I pulled on the reins. The horse revved and tried to pull away. I opened the stable door and drove him into the box stall.
What exactly did I see?
A muffled, female laughter in the background. It was Mathilde thinking Olaf’s remark to be humorous.
No, no doubt that he wants her! I am aware of the fact that this is the last time I’m talking about this, about the misunderstanding, about the kisses that didn’t happen. My gut feels wrinkled up… I heard a murmur and steps of serfs who started genuflecting to Olof. He, as if in his own castle, started walking up the paved trail bounded by oak trees with light steps towards the mistress of the castle, towards Mathilde.
I made my way to the castle entrance.
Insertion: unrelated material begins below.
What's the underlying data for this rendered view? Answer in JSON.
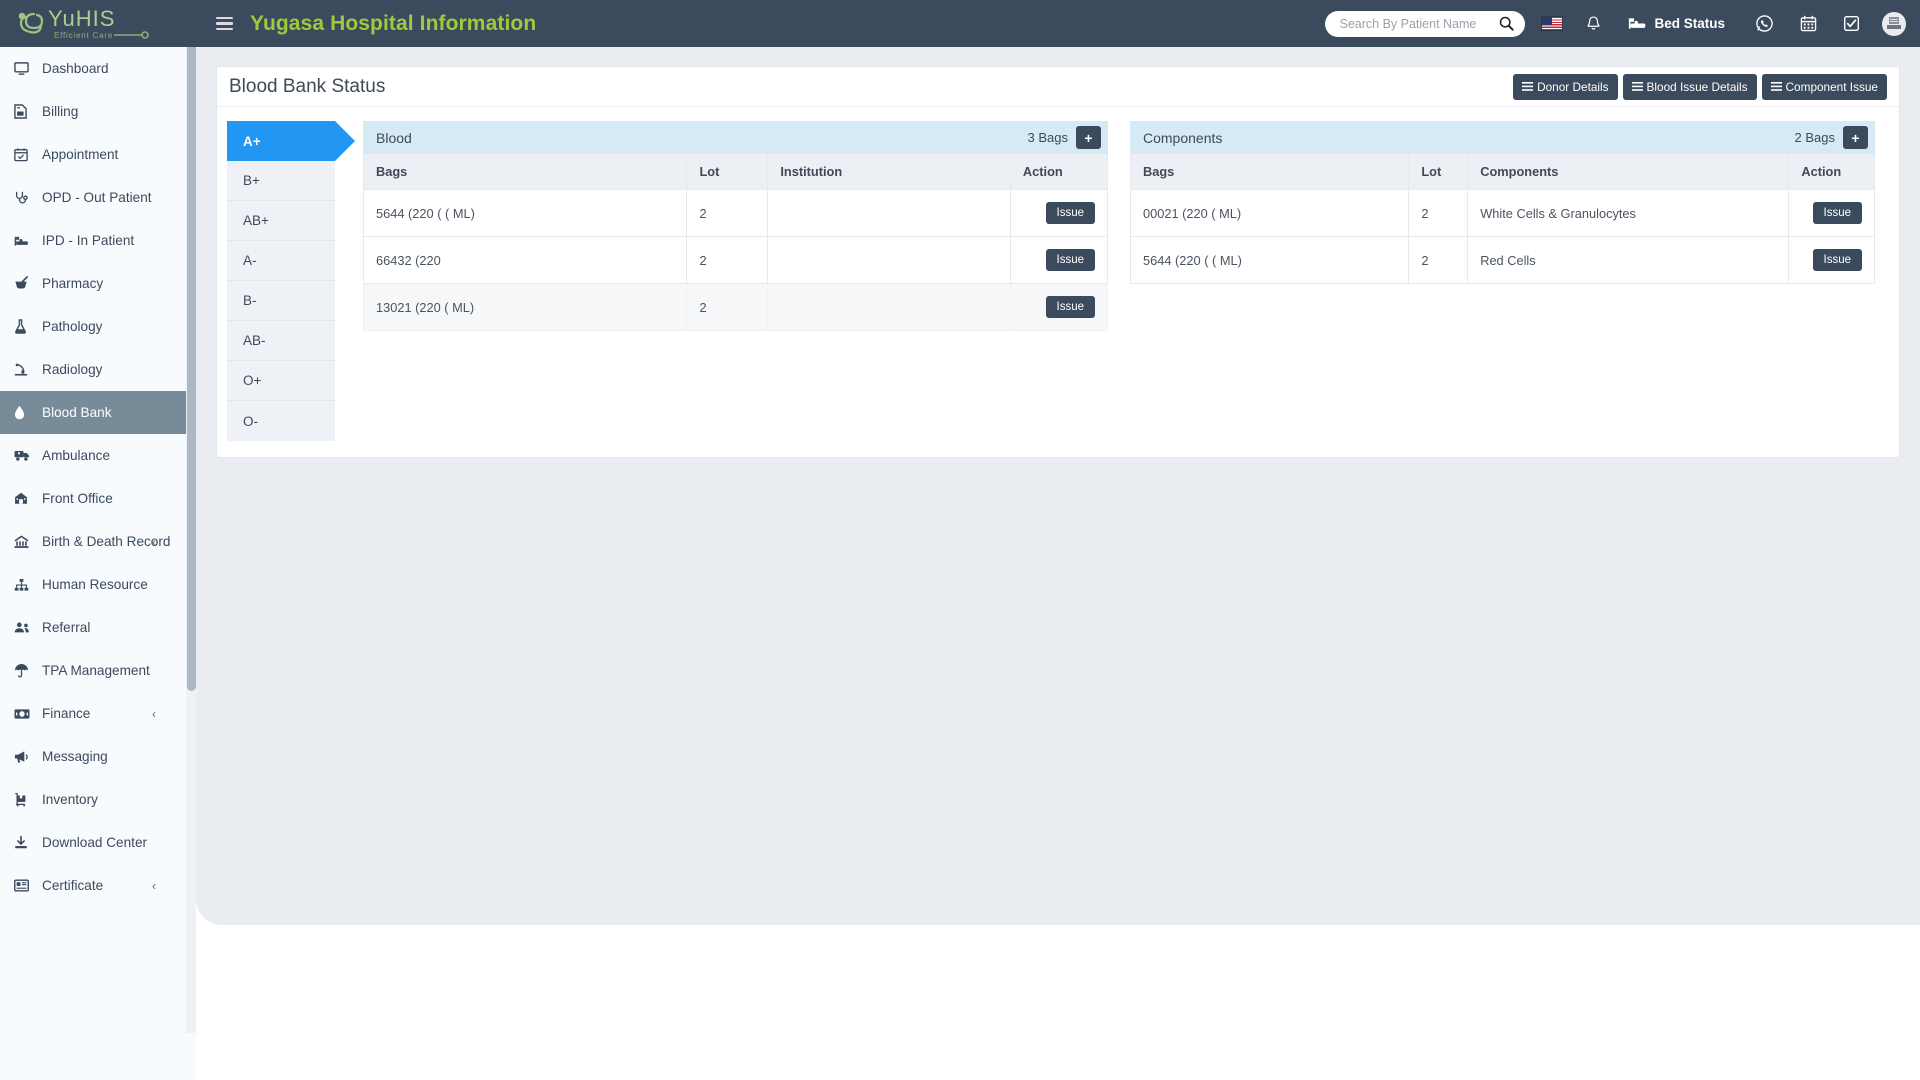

The vile suspicion burned in my heart threatening to crush me.
A vast room of magical beauty stretched well into the castle. It had been an enormous chamber magically lighted by thickly arranged torches. Above the entrance there was a richly done façade with a big window shaped like a horseshoe (a gift from an Indian architect whom I had killed for a bad joke at the dinner table, or for the remark that we serve tasteless meals in Hässe, I’m not sure). Down the hall stretched a row of chambers which flowed one into another. The solar could be reached via stairs from each of them or via the porches and terraces built in the Oriental style, right into the lavish garden of Hässe.
From a gelded, richly adorned throne, set at the bottom end of the hall, I would stare at the pane, resting my nude feet on the stone statue of a prostrate lion with a human head. Befitting my dark being’s tastes, the imposing ceiling, supported by a forest of columns, was adorned with complex, dark frescoes. Gigantic tapestries warmed the cruel stone walls. The castle floor, Greek style, was adorned with black and white pebblestone mosaics, and if the observer would take a good detailed look at the painting, he would notice the many-eyed Argus, the All-seeing, surrounded by wolves with their maws agape. My eye did not miss a single solitary detail. It was the temple of my curse, carved in the living flesh of Hässe. My inner being, my soul, whichever you prefer.
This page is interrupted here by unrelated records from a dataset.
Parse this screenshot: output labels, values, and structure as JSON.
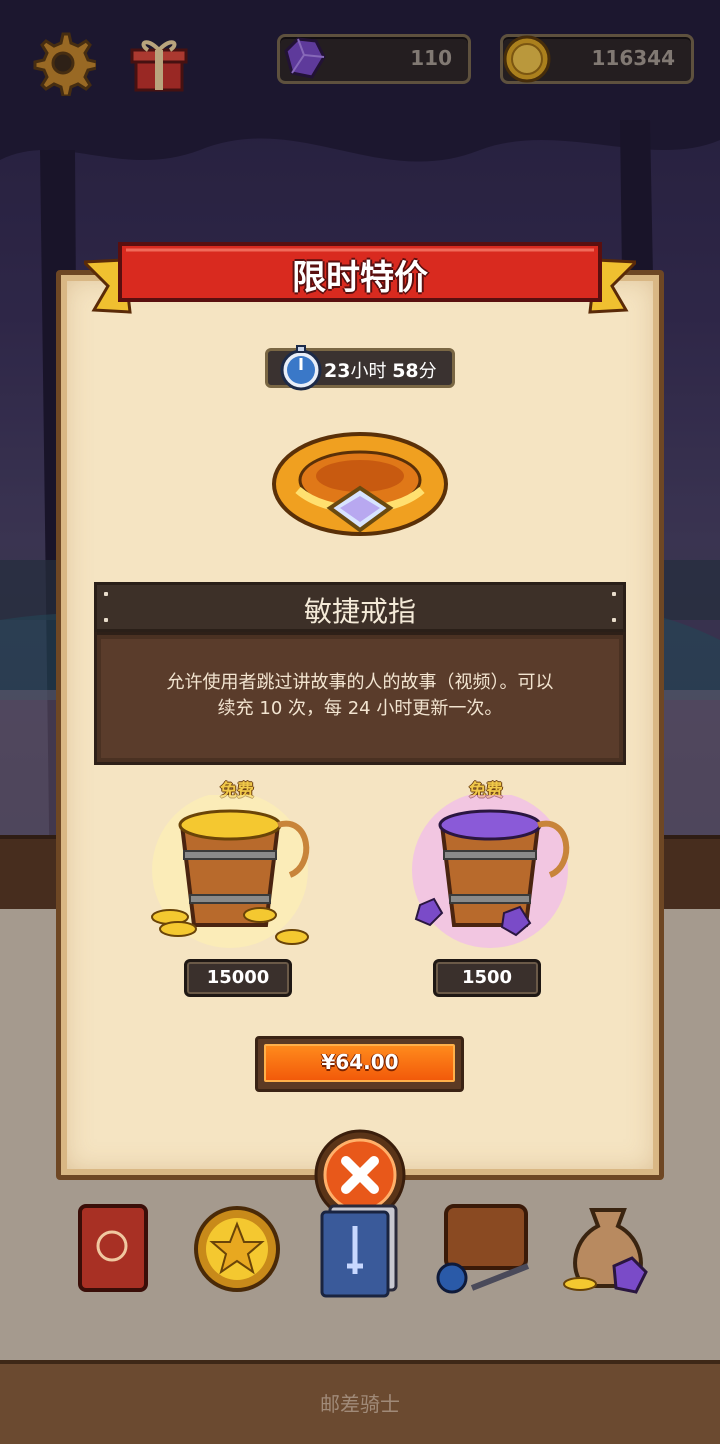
{
  "hud": {
    "gem_count": "110",
    "coin_count": "116344",
    "settings_icon": "gear-icon",
    "gift_icon": "gift-icon"
  },
  "offer": {
    "title": "限时特价",
    "timer_hours": "23",
    "timer_hours_unit": "小时",
    "timer_minutes": "58",
    "timer_minutes_unit": "分",
    "item_name": "敏捷戒指",
    "item_desc_line1": "允许使用者跳过讲故事的人的故事（视频）。可以",
    "item_desc_line2": "续充 10 次，每 24 小时更新一次。",
    "rewards": [
      {
        "free_label": "免费",
        "amount": "15000",
        "kind": "coin-bucket"
      },
      {
        "free_label": "免费",
        "amount": "1500",
        "kind": "gem-bucket"
      }
    ],
    "price": "¥64.00"
  },
  "bottom_nav": [
    {
      "icon": "book-icon"
    },
    {
      "icon": "star-coin-icon"
    },
    {
      "icon": "card-deck-icon"
    },
    {
      "icon": "inventory-bag-icon"
    },
    {
      "icon": "loot-sack-icon"
    }
  ],
  "footer": "邮差骑士",
  "colors": {
    "ribbon_red": "#d92a1f",
    "panel_bg": "#f5e4c2",
    "price_orange": "#f25a0a",
    "gold": "#f0c84a"
  }
}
I chiseled the sweet venom of battle into the walls. I invested a lot into paintings. The fresco above the very entrance of the Hall (this was my pet name for the enormous hall of Hässe, a rare architectural jewel in an eerie wasteland of the surrounding nature) was presenting a head of, one would say, a beautiful woman. Eyes full of fright and tears were chiseled into her visage. Opposite to her, at the very end of the Grand hall, the fresco above the throne was presenting the merciful eyes of a man, who bore a scepter in his hand. The fresco was hiding a secret passageway, and the passage hid – mortuary statues. I would often open the secret door as the nobles were engulfed in merriment during feasts, followed by the merry music of the manor minstrel.
– Master Olof – I nervously paced the Hall – I do not recall ever taking you to see the castle. My servants have covered the floors with a new material – I grinned like a wolf, nonchalantly toying with the silver earring in my ear. I was tapping on the floor with my boot, giving the terror a beat. – Approach the throne, master Olof – the boot tapping increased. Olof’s gaze paused with admiration on the walls which were adorned here and there with gelded carvings and unavoidable arabesques.
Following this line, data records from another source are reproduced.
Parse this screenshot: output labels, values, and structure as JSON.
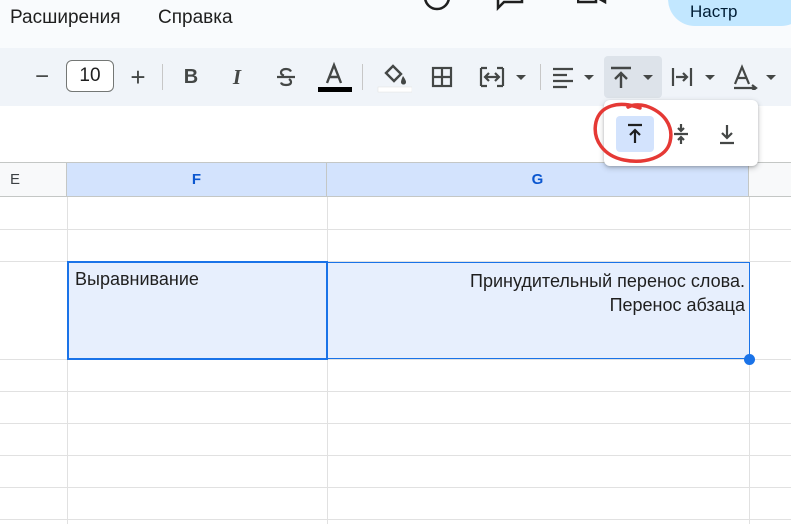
{
  "menu": {
    "items": [
      "Расширения",
      "Справка"
    ]
  },
  "header": {
    "share_label": "Настр"
  },
  "toolbar": {
    "minus_label": "−",
    "font_size": "10",
    "plus_label": "+",
    "bold_label": "B",
    "italic_label": "I",
    "text_color": "#000000",
    "fill_color": "#ffffff"
  },
  "valign_menu": {
    "options": [
      "top-align",
      "middle-align",
      "bottom-align"
    ],
    "selected": "top-align",
    "annotation_color": "#e53935"
  },
  "sheet": {
    "columns": [
      "E",
      "F",
      "G"
    ],
    "selected_columns": [
      "F",
      "G"
    ],
    "cells": {
      "f": "Выравнивание",
      "g_line1": "Принудительный перенос слова.",
      "g_line2": "Перенос абзаца"
    }
  },
  "colors": {
    "selection": "#1a73e8",
    "selection_fill": "#e7effd",
    "header_selected": "#d3e3fd",
    "toolbar_bg": "#f0f4f9"
  }
}
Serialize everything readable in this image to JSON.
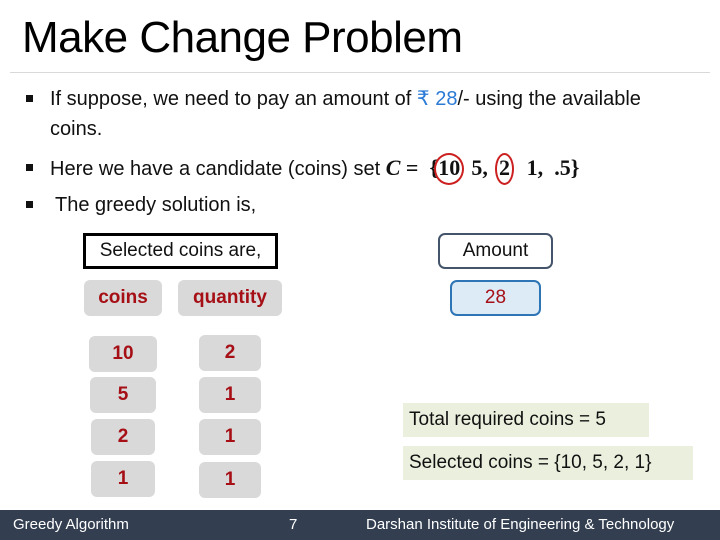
{
  "slide": {
    "title": "Make Change Problem",
    "bullets": [
      {
        "pre": "If suppose, we need to pay an amount of ",
        "highlight": "₹ 28",
        "post": "/- using the available",
        "continuation": "coins."
      },
      {
        "pre": "Here we have a candidate (coins) set ",
        "set_symbol": "C",
        "equals": " = ",
        "open_brace": "{",
        "elements": [
          "10",
          "5,",
          "2",
          "1,",
          ".5"
        ],
        "circled_elements": [
          "10",
          "2"
        ],
        "close_brace": "}"
      },
      {
        "text": "The greedy solution is,"
      }
    ],
    "colors": {
      "highlight": "#2a7ad6",
      "circle": "#cc2020",
      "chip_text": "#a50f15",
      "footer_bg": "#333f50"
    }
  },
  "selection": {
    "label": "Selected coins are,",
    "headers": {
      "coins": "coins",
      "quantity": "quantity"
    },
    "rows": [
      {
        "coin": "10",
        "quantity": "2"
      },
      {
        "coin": "5",
        "quantity": "1"
      },
      {
        "coin": "2",
        "quantity": "1"
      },
      {
        "coin": "1",
        "quantity": "1"
      }
    ]
  },
  "amount": {
    "label": "Amount",
    "value": "28"
  },
  "summary": {
    "total": "Total required coins = 5",
    "selected": "Selected coins = {10, 5, 2, 1}"
  },
  "footer": {
    "left": "Greedy Algorithm",
    "page": "7",
    "right": "Darshan Institute of Engineering & Technology"
  }
}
– Come with me and see the castle, my friend. Delve into my soul, and then we feast – I approached him and put my arm around his shoulder. I caught Olof’s gaze directed at Mathilde’s cross which hung from the stained glass. – You are impressed by the cameos of the pious Mathilde of Essen? I brought it from Cologne as a gift to my god-fearing lady.
– Fascinating… – Olof mumbled. – Really… you built a shrine in the castle, master Orian. Your care for the proper upbringing of lady Mathilde is touching almost as the care for her soul. I thought you would corrupt her with your gods.
to be continued…